Intisar Nasir is an international Drake student from Pakistan. An actuarial science major, Nasir is just completing his first semester here in Des Moines. He gives us a firsthand look into the conflicts of the Middle East.
Q: Let’s just start from the beginning, I guess. Where are you from?
A: I lived 13 years in one city, then four years in the other. And just before moving here I lived for four months in another. Thirteen years in Karachi, some five years in Islamabad, the capital of Pakistan. And currently I was living in Lahore.
Q: What’s it been like here in America? What’s your general opinion?
A: Of course, compared to Pakistan, it’s good. Life is more meaningful — you can do more. If you want, you can make a difference. You have the right where your voice matters. I mean, even if you say something just among friends, the culture is so different here. People listen to you. When you talk, people take you seriously. That’s one thing that is the most different. The standard of living here is high of course — you don’t get those problems you have in Pakistan like electricity. Quality wise, America is good, very well off. People are more civilized and education has a big part to play. You won’t get crazy things said by people every day. And religion…that affects me the most. I mean, there are so many, and frankly no one cares about my religion. So that’s the one thing that’s most important for me, the freedom of religion. I’m a religious Muslim so I can do something freely, I can say something freely. Here’s the thing — some people will say people in America are more nice. Some people say back home they are nice. The thing is, back home, wherever your home is, you feel comfortable there because it’s your people. Of course if I could get more Pakistanis here I would be happier. But there’s nothing wrong with life over here. For me, it’s perfect. And that’s something I keep saying every day. Americans, things they consider problems…‘We have to do this, we have to do this.’ Well you don’t realize how good life is here. A guy from Pakistan wouldn’t bother at all with what the government is doing.
Q: Are there any challenges in getting the opportunity to study abroad? Is there a lot of interference and red tape?

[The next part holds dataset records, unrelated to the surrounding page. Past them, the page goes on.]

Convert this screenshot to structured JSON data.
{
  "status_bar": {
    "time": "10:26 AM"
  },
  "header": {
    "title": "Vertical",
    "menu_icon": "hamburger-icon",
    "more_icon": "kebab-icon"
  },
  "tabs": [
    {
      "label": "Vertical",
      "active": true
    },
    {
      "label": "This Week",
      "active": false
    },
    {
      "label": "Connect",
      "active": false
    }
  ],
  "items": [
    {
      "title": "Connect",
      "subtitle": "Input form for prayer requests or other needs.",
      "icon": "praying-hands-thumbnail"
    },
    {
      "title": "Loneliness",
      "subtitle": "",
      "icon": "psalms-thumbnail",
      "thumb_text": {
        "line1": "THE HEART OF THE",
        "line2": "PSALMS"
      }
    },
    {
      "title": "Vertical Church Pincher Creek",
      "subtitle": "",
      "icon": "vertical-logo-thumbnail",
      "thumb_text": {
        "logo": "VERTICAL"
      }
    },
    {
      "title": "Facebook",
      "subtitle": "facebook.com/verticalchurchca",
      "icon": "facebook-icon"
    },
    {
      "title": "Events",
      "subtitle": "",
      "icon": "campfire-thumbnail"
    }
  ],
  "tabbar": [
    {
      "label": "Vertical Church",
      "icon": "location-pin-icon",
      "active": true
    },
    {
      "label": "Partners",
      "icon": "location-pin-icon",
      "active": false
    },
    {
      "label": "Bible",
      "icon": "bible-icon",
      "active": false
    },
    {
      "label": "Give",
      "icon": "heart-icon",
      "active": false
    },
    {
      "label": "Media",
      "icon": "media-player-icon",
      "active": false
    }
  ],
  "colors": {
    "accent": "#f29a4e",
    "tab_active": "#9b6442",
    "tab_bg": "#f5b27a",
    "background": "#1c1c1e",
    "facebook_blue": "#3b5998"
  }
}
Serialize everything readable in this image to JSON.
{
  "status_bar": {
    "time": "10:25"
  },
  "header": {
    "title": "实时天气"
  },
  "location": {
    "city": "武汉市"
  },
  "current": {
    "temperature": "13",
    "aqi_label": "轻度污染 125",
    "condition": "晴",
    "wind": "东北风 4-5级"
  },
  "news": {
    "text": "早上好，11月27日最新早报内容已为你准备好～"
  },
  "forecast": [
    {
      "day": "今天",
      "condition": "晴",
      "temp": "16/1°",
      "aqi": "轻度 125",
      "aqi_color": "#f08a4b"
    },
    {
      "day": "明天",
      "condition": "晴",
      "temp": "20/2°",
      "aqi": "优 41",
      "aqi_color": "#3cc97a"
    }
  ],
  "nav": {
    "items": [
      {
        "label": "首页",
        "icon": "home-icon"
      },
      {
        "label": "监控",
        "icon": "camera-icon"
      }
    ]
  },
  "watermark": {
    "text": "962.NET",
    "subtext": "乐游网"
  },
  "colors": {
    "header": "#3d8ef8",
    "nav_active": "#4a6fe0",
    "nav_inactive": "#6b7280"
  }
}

A: No, there aren’t problems when people would say ‘no.’ No one cares. No one says, ‘Why are you going abroad?’ Actually, people say you’re very lucky you’re going abroad. I mean, the challenges were more financially. Let’s be clear here: a dollar here is like 86 rupees, and $25,000 annually means 2 million rupees, you know? Financially, things are tight. My father…because it was my dream — I wanted to become an actuary — that’s what parents do. I owe it to them, you know? And I just don’t want to fail here. I want to be a good one (actuary).